I also couldn't help but laugh at the panic on the face of the masters who had reluctantly let her in. It was ever so reminiscent of all the empty Equity, Diversity and Inclusivity initiatives promised to us, but never delivered by institutions and conglomerates all over the world. And the resulting dissatisfaction of all the slaves in the system, whether they lived inside or outside the house. 

This is because the equity aspect of EDI is the one that requires an intersectional, decolonial and anti-racist lens. It is the aspect that looks at the macroscale and systemic issues. This needed anti-oppressive consideration is why equity is often forgotten or replaced with a false notion of equality, which undermines divergence and co-existing oppressions, otherwise known as intersectionality. Equity was the aspect that forced Markle to reappropriate her blackness. 

Diversity is only the tokenism aspect of collaboration. It does not require inclusiveness, but merely the theoretical principle of not being exclusionary. Diversity is what allowed Markle into the palace. 

Inclusivity is about intention. “We can’t find people of colour but we would hire them if we could find them,” is a familiar rhetoric that exemplifies intention when it comes to things like  an equitable hiring policy, for instance. It is where you get points for participation despite how little work you have put into your performance. Inclusivity is what allowed Markle to gain visibility. 

But equity is the only place where Markle could have hoped to find true job satisfaction. 

Equity is the part that requires you to ask your employees of colour if they are happy. It requires you to scrutinize the distribution of resources and to face biases of its allocation. It is taking a long, hard look at our systems and reforming them in every way that is not conducive to the better. Few people want to do that. Few people are willing to be told of the racism they must address, especially not the royal family.

Like a persistent cough that goes on too long and that we've attributed to allergies for the four  changing seasons, the idea of getting the diagnosis of racism and facing it head on seems more terrifying than merely denying its existence. And just like colourism, EDI is a form of internal affliction that re-heirarchizes society on the false premise of inherent, rather than constructed, differences. EDI is addressing symptoms rather than the root cause of oppression. 

EDI is stuck in the liminal space between what it is and what it could become. And so is Meghan Markle.

Markle’s targeted demographic seemingly shares in her novel subjugation to racial violence. She has become the proverbial diversity hire—the honorary house slave. Suddenly, injustice is no longer a sad theoretical concept Markle could send thoughts and prayers to, but a reality to be experienced first hand on the daily. I am sorry for anyone that goes through it, royal title or not. But to allocate Markle as much care as I do for those, like me, who spent their lives on the fields is simply too much to ask. My compassion is otherwise occupied. 

Fundamentally, the rich have no incentive to resolve problems they profit or benefit from, and plenty of incentive to not do so. 

Nevertheless, Markle's case raises important questions. Can EDI ever truly work in a context where colourism and other colonial mindsets remain dominant?
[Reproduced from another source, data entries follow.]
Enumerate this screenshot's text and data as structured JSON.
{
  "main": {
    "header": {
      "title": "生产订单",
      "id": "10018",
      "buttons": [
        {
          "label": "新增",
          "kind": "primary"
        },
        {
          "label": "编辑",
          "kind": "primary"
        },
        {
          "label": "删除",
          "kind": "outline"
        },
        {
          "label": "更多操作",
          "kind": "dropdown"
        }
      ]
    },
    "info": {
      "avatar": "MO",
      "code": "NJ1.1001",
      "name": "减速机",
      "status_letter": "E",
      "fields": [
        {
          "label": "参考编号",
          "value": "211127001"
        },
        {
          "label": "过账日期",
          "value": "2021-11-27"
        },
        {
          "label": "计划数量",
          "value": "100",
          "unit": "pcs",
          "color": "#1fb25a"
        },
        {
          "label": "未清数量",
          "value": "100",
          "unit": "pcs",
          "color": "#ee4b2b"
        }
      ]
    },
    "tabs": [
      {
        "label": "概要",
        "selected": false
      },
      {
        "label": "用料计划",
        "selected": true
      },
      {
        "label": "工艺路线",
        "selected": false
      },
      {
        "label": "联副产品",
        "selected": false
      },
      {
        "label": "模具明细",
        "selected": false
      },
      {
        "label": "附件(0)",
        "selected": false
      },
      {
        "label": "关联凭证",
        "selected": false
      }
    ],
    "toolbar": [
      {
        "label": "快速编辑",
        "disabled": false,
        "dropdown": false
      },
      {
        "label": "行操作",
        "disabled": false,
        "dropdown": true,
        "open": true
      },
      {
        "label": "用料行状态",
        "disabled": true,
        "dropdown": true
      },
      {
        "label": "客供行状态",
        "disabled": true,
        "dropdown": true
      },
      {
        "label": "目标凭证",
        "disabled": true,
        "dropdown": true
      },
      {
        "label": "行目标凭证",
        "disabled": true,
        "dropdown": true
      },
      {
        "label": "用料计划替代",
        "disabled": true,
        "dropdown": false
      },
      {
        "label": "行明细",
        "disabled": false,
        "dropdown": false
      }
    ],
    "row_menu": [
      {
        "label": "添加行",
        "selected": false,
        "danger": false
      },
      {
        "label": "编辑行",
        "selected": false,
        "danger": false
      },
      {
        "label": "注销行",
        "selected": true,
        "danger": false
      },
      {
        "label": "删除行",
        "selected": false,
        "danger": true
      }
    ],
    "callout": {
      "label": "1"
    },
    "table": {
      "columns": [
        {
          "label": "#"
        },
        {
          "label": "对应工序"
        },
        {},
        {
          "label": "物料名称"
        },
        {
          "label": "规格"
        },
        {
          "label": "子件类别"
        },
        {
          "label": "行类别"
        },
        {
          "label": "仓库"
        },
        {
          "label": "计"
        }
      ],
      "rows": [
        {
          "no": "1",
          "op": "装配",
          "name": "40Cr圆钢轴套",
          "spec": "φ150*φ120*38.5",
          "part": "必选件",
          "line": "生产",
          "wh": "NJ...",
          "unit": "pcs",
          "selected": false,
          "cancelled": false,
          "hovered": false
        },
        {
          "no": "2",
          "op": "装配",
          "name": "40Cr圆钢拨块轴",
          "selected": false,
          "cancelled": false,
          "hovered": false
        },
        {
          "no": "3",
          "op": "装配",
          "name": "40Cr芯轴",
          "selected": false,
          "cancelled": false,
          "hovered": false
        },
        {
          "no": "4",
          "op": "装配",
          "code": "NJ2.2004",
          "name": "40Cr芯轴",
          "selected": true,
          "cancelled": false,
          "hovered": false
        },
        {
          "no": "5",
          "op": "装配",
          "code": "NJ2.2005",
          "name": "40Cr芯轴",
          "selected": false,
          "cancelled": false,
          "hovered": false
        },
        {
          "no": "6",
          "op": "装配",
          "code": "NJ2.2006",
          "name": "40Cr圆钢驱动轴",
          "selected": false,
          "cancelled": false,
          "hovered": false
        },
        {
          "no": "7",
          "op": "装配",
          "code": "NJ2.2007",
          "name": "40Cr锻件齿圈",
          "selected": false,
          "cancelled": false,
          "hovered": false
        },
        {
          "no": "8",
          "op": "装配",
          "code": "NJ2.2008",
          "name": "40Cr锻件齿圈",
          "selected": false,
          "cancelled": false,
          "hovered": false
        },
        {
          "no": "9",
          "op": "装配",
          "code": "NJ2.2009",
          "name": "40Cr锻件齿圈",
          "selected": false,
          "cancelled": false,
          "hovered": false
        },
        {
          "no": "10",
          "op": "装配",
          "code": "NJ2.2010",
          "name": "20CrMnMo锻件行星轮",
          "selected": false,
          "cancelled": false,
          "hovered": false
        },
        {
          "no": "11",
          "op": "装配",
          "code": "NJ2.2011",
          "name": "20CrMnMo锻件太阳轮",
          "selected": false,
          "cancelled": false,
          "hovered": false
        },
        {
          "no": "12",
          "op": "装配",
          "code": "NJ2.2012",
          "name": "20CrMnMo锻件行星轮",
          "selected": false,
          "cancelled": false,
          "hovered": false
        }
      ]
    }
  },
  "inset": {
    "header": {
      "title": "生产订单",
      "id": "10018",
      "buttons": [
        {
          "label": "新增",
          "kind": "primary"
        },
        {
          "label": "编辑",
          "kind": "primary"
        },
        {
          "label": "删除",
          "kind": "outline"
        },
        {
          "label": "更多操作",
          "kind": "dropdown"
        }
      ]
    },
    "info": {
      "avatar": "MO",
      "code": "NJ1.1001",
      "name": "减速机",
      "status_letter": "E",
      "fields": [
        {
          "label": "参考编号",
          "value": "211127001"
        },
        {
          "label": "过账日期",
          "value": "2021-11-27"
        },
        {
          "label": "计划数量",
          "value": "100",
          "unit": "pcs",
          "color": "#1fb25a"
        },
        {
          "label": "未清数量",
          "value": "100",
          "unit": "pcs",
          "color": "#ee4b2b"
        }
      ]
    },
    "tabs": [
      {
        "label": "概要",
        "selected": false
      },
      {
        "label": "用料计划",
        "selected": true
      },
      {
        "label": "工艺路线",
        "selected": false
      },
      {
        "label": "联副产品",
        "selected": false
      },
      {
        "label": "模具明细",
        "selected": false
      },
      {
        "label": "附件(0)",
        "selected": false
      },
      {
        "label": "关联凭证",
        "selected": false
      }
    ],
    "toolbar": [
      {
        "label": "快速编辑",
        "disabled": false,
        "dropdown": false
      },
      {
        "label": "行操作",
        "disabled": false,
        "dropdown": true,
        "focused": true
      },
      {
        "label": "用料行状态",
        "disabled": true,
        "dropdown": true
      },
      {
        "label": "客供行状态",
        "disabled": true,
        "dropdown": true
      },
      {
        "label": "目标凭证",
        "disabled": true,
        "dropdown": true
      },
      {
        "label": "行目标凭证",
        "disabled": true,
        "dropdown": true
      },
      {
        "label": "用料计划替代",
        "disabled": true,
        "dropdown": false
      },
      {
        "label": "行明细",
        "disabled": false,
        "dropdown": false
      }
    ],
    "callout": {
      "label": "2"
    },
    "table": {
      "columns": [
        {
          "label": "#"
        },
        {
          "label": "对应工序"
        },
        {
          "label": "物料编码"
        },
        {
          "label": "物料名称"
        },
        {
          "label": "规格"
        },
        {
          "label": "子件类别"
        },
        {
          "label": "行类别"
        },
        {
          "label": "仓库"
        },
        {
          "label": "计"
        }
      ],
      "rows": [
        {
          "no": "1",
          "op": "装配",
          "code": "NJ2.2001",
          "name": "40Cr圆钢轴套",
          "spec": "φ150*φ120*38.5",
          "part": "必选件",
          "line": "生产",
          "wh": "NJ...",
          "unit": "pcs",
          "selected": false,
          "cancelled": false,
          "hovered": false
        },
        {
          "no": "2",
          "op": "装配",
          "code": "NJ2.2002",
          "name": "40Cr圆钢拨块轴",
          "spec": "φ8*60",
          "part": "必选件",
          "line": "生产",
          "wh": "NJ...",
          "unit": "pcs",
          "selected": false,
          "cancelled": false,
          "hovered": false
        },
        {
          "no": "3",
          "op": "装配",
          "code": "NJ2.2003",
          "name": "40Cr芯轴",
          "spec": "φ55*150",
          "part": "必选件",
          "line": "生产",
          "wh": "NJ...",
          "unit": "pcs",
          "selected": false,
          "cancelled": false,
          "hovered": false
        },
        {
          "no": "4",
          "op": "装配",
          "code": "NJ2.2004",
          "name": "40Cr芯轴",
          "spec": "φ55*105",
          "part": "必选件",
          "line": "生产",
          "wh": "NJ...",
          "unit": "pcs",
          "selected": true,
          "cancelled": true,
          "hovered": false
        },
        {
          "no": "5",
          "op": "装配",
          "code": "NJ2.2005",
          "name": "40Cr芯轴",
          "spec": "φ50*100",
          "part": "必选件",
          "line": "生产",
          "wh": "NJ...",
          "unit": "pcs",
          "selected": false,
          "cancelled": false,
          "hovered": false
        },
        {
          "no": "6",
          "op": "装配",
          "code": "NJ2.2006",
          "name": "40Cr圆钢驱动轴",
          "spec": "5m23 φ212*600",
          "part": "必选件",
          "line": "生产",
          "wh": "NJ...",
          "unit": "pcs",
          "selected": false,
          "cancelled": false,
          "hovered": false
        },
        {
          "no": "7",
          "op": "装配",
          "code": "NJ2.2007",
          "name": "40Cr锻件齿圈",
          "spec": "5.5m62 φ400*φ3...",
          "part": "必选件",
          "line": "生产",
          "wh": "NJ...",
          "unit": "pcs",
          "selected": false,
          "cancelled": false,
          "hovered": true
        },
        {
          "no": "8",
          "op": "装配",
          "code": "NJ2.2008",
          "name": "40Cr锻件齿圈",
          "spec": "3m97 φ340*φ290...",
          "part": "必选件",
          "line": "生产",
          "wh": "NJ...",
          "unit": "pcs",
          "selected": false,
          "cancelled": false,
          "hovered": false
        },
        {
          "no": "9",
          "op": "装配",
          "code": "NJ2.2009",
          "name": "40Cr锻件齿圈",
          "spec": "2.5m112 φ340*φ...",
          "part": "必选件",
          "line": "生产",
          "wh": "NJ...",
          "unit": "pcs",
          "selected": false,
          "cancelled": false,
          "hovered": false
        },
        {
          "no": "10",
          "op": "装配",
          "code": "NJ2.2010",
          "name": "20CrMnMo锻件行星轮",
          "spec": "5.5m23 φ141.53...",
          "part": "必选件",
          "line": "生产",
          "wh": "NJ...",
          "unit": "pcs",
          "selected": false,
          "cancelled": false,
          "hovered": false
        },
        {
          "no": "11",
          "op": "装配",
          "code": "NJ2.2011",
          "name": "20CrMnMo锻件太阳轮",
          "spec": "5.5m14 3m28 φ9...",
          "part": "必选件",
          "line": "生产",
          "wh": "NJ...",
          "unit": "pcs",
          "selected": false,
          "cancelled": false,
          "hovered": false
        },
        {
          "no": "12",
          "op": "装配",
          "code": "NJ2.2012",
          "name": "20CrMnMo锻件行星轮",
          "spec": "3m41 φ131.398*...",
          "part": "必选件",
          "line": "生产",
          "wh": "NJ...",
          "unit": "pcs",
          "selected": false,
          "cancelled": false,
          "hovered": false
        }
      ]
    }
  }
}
Can someone who married into and benefits from the reiteration and celebration of colonialism adequately value the importance of its abolishment? Are their voices the ones to center when speaking about the Black experience and its many injustices? 

Is healing the system truly possible from inside its house?

This article originally appeared in Volume 43, Issue 7, published November 22, 2022.